Here we are at the mid-point of the 2016-17 college basketball season, and this morning's Pomeroy rankings have Kentucky #1, West Virginia #2, Villanova #3, Gonzaga #4, UNC #5, Kansas #6, Baylor #8, Wisconsin #9, and Louisville #10. On many prior occasions, I have pointed out that the NCAA Champion is usually the #1 most efficient team (Pomeroy Ranking), and if not #1, then #2. Furthermore, many people have observed that the NCAA Champion does not win based solely on offensive efficiency or defensive proficiency, but a combination of the two. Let's examine the facts.
The following table provides an efficiency based profile of the last 15 NCAA Tournament Champions (2002 through 2016). The information includes the final offensive efficiency rank, final defensive efficiency rank, the final efficiency based rank, the number of teams in that season having top 20 offensive and defensive efficiency, and a determination whether the Champion meets this criteria. The bottom portion of the table provides the rank distribution for #1, #2, #3 or #4, #5 through #8, #9 through #16, #16 through #32, and for ranks greater than #32.
Eight of the last fifteen NCAA Champions ended the season as the #1 most efficiency team (Pomeroy) and two others were ranked #2. Two more of these fifteen champions were either #3 or #4. That is twelve of fifteen champions ranked as a top four team, having a legitimate claim to a #1 Tournament Seed even though the NCAA selection committee does not reward the top four teams with number 1 seed (11 of 15 tournaments did not seed the top four teams in a #1 position). For example, in 2016, despite having the highest efficiency, Villanova did not receive a #1 seed from the Committee.
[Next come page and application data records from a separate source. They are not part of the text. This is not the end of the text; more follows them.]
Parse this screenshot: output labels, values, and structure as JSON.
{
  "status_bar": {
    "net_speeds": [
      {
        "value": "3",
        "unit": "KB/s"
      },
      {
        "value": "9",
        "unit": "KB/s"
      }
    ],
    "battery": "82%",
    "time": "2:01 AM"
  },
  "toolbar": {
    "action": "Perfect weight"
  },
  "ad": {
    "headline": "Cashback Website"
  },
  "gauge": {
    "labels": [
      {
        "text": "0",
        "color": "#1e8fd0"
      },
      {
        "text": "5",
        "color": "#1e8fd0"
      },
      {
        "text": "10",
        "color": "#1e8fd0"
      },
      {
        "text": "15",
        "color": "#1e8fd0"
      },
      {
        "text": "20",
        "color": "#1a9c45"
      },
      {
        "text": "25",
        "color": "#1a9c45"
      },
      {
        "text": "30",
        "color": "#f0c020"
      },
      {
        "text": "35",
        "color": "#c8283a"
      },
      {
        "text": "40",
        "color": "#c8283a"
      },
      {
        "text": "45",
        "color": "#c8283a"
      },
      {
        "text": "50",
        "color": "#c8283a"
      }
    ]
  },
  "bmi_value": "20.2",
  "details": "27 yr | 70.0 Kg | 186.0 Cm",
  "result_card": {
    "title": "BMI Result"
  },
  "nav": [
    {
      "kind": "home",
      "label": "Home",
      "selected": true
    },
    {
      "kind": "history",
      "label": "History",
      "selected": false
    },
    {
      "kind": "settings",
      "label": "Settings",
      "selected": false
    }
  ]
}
Based on this fifteen-year history, the #1 efficiency teams have a 1.9:1 probability of winning the tournament. The #2 most efficient teams have a 7.5 to 1 probability, while the #3 and #4 teams have a 15:1 probability. Teams that fall outside these top four positions are not without hope in the post season, but that hope is slim. For teams ranked #5 and less than #16, the probability of winning the championship rises to about 60:1.
Thirteen of these fifteen champions ended the season with an offensive and defensive efficiency in the top 20. The two exceptions to this criterion were Connecticut in 2004 and North Carolina in 2009. In 2009, UNC's defensive efficiency barely missed the criteria at #21 and 2009 had the fewest number of teams at the end of the season that satisfied the criteria, 3. While 2009 is an outlier, it is not particularly surprising given UNC's #21 defensive ranking AND only three teams in the entire field that satisfied this criterion. The most significant exception to this criterion has been the 2004 Connecticut team that finished with 39 th best offense, 10 th best defense, and a #15 final rank.
Based on this history, I really like Kentucky's chances in 2017!!!!
Submitted by Richard Cheeks
Submitted by Richard Cheeks